• BRIEF: Copy out the lines below that hold the word "wapping".

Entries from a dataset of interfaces
----------------
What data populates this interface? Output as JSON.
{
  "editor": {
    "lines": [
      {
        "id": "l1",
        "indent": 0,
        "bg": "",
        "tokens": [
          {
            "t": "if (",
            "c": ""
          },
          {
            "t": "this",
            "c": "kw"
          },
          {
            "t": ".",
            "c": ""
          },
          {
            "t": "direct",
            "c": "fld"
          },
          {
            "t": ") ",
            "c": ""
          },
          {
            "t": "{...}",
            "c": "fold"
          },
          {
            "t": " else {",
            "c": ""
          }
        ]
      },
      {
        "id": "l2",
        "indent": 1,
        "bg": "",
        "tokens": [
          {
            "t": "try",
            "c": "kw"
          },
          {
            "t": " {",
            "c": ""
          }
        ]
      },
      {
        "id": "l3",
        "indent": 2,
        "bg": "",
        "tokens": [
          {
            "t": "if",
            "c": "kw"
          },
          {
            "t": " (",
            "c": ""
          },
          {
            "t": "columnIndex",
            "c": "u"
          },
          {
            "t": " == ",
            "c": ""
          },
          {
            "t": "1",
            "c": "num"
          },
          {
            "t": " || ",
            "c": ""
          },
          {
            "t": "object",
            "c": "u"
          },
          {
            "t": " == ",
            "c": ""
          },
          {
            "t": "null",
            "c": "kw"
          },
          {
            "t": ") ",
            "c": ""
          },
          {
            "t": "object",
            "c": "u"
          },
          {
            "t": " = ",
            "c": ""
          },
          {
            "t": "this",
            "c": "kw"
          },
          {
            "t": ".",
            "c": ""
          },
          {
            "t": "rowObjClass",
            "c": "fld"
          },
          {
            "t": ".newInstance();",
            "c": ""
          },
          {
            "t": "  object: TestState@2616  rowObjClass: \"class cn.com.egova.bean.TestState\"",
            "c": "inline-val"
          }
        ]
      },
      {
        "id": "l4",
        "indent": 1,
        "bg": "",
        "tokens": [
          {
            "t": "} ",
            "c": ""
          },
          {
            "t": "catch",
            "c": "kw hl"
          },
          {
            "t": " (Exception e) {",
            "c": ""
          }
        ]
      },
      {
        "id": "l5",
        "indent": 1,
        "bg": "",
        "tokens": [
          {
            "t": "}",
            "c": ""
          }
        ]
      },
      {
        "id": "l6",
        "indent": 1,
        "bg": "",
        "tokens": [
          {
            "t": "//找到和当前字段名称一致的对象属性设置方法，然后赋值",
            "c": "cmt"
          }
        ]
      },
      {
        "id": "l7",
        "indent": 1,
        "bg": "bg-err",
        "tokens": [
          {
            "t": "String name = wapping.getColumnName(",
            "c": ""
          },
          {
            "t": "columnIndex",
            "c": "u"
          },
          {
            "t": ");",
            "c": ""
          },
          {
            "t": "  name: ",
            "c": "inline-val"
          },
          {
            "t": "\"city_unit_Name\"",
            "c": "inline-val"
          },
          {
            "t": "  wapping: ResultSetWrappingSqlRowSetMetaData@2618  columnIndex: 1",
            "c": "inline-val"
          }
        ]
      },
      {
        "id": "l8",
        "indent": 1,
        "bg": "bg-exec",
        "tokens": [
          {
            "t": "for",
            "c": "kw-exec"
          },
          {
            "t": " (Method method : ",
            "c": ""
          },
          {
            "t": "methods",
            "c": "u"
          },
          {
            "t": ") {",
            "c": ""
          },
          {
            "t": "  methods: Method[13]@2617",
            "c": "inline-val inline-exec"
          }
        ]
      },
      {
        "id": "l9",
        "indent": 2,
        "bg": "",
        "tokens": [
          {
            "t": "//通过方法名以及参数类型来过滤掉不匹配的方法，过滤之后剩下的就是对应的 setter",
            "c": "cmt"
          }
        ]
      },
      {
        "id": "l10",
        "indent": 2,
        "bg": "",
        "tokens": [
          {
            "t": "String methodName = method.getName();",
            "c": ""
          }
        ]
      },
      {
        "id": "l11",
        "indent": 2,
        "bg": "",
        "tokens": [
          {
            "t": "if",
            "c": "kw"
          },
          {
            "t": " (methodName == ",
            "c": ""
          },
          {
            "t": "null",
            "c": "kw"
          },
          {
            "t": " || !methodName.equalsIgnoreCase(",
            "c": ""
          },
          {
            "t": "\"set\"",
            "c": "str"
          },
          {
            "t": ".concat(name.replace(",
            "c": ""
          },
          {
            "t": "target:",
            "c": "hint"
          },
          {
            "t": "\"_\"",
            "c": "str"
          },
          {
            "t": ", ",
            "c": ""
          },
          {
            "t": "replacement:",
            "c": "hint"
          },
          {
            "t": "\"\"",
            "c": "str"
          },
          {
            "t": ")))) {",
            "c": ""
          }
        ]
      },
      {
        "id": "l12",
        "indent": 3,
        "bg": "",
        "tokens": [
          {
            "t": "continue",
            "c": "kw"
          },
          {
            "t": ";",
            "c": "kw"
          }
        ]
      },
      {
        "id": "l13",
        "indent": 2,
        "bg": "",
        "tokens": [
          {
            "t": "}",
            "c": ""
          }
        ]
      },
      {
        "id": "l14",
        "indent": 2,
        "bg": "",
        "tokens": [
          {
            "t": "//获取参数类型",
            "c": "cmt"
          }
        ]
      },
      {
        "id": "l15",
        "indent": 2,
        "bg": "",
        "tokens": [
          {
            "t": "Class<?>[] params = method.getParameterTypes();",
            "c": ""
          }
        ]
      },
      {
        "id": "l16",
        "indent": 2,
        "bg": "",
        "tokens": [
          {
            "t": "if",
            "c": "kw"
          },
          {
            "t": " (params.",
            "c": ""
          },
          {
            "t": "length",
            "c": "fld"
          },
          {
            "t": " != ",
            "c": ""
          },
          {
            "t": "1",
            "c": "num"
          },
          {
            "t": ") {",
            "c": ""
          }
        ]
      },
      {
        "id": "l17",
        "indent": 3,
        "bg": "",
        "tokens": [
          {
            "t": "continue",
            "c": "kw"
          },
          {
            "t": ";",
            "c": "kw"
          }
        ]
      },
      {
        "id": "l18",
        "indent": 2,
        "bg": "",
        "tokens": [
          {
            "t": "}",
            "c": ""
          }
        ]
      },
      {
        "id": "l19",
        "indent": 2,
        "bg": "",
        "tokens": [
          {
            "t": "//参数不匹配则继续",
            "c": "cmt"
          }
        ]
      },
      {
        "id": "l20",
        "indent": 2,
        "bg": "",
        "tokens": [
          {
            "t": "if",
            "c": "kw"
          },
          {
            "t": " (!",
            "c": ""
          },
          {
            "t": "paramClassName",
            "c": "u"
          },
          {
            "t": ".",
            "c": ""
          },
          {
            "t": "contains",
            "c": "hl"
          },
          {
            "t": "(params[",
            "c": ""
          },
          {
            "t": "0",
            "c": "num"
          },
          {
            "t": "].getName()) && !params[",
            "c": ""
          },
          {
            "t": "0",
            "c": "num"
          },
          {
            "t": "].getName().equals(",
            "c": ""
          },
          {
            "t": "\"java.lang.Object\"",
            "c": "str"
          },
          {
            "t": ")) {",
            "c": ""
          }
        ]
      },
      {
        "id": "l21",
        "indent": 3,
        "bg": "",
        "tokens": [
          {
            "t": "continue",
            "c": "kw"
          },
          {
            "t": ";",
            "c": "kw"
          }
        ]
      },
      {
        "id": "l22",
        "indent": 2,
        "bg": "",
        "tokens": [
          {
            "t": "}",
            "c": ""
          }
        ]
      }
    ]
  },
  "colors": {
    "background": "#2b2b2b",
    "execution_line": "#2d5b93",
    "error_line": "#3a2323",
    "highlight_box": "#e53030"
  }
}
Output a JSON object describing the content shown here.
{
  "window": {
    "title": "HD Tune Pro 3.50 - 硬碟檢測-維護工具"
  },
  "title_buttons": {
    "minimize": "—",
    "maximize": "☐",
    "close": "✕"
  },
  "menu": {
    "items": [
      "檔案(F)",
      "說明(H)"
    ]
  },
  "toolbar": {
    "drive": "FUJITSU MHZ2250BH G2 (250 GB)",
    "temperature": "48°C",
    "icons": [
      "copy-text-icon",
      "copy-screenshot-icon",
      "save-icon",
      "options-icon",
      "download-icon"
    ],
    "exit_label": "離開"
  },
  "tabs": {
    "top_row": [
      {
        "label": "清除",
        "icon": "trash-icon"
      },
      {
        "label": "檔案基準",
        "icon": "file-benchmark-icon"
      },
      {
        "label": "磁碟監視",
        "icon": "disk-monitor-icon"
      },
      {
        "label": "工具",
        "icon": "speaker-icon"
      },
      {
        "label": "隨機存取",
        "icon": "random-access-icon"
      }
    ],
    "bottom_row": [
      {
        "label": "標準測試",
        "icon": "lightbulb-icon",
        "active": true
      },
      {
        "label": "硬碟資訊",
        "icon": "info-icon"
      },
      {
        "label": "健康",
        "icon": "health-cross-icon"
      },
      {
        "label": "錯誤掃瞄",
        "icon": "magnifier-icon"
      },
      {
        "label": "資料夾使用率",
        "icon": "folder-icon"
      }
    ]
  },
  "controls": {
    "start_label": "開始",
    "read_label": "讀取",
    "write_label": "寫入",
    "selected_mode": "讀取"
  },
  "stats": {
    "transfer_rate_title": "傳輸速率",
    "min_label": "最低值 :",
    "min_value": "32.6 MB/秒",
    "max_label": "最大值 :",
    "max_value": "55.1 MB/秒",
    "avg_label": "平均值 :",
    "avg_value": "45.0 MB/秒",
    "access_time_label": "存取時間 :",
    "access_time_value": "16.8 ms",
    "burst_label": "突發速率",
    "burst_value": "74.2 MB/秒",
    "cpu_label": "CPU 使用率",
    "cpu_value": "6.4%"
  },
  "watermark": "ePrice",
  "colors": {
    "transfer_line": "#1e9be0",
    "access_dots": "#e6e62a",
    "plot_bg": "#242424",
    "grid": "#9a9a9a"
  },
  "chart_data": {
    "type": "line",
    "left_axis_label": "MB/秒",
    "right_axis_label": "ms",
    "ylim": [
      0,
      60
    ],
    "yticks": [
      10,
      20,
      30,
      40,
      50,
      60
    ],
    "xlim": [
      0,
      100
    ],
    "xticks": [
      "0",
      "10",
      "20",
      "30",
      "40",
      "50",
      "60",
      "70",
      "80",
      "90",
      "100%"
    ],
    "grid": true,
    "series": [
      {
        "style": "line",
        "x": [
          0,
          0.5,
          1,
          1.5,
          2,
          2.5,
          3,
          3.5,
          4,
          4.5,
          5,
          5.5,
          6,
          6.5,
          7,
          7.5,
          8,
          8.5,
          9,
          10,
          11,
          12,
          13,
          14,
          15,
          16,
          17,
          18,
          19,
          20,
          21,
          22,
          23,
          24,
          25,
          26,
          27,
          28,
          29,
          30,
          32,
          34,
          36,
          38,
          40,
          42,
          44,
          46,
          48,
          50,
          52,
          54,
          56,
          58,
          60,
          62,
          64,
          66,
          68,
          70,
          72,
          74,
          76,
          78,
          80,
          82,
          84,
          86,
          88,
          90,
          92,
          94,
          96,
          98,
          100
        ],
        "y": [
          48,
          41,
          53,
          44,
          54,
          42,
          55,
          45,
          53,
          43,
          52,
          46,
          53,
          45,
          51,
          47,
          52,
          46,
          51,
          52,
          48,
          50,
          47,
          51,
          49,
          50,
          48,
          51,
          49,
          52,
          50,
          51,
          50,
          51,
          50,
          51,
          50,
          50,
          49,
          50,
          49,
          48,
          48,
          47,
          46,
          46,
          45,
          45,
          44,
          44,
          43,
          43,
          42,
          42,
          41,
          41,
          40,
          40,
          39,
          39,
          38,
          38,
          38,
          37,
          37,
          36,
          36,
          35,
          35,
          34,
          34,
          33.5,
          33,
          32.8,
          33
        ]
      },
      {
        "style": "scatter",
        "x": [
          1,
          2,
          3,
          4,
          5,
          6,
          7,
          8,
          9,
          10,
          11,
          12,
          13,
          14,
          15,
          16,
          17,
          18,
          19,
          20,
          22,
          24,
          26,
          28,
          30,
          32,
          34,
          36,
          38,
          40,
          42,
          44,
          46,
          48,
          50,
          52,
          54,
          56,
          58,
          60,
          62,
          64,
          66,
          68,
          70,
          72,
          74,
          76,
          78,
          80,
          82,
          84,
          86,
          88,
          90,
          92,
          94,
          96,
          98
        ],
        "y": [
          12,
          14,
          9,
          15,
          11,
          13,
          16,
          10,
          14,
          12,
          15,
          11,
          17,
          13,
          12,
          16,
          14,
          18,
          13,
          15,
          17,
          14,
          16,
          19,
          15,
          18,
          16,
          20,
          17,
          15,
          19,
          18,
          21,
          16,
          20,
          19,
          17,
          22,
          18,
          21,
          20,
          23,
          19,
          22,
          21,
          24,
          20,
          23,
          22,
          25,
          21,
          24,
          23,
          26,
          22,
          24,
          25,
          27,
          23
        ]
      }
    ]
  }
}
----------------
• SOLUTION TO THIS PROBLEM:
            "t": "String name = wapping.getColumnName(",
            "t": "  wapping: ResultSetWrappingSqlRowSetMetaData@2618  columnIndex: 1",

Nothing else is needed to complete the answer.